Exercise brief: Write the records out again exactly as they read, dropping any picture they hold.

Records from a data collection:
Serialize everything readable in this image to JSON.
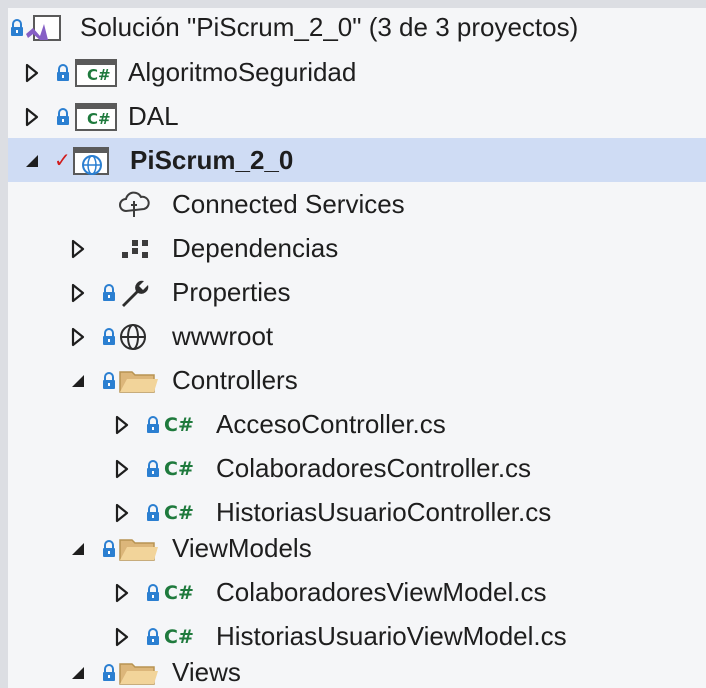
{
  "tree": {
    "solution": {
      "label": "Solución \"PiScrum_2_0\" (3 de 3 proyectos)",
      "icon": "solution-icon"
    },
    "projects": [
      {
        "label": "AlgoritmoSeguridad",
        "icon": "csharp-project-icon",
        "expanded": false
      },
      {
        "label": "DAL",
        "icon": "csharp-project-icon",
        "expanded": false
      },
      {
        "label": "PiScrum_2_0",
        "icon": "web-project-icon",
        "expanded": true,
        "selected": true
      }
    ],
    "items": {
      "connected_services": "Connected Services",
      "dependencias": "Dependencias",
      "properties": "Properties",
      "wwwroot": "wwwroot",
      "controllers": "Controllers",
      "viewmodels": "ViewModels",
      "views": "Views"
    },
    "controllers_files": [
      "AccesoController.cs",
      "ColaboradoresController.cs",
      "HistoriasUsuarioController.cs"
    ],
    "viewmodels_files": [
      "ColaboradoresViewModel.cs",
      "HistoriasUsuarioViewModel.cs"
    ],
    "cs_badge": "C#",
    "colors": {
      "background": "#f5f6f8",
      "selected_row": "#cfdcf4",
      "text": "#1e1e1e",
      "lock": "#2b7fd1",
      "csharp_green": "#1f7a3d",
      "folder": "#dcb67a",
      "check_red": "#d11b1b"
    }
  }
}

Problem solution:
Serialize everything readable in this image to JSON.
{
  "tree": {
    "solution": {
      "label": "Solución \"PiScrum_2_0\" (3 de 3 proyectos)",
      "icon": "solution-icon"
    },
    "projects": [
      {
        "label": "AlgoritmoSeguridad",
        "icon": "csharp-project-icon",
        "expanded": false
      },
      {
        "label": "DAL",
        "icon": "csharp-project-icon",
        "expanded": false
      },
      {
        "label": "PiScrum_2_0",
        "icon": "web-project-icon",
        "expanded": true,
        "selected": true
      }
    ],
    "items": {
      "connected_services": "Connected Services",
      "dependencias": "Dependencias",
      "properties": "Properties",
      "wwwroot": "wwwroot",
      "controllers": "Controllers",
      "viewmodels": "ViewModels",
      "views": "Views"
    },
    "controllers_files": [
      "AccesoController.cs",
      "ColaboradoresController.cs",
      "HistoriasUsuarioController.cs"
    ],
    "viewmodels_files": [
      "ColaboradoresViewModel.cs",
      "HistoriasUsuarioViewModel.cs"
    ],
    "cs_badge": "C#",
    "colors": {
      "background": "#f5f6f8",
      "selected_row": "#cfdcf4",
      "text": "#1e1e1e",
      "lock": "#2b7fd1",
      "csharp_green": "#1f7a3d",
      "folder": "#dcb67a",
      "check_red": "#d11b1b"
    }
  }
}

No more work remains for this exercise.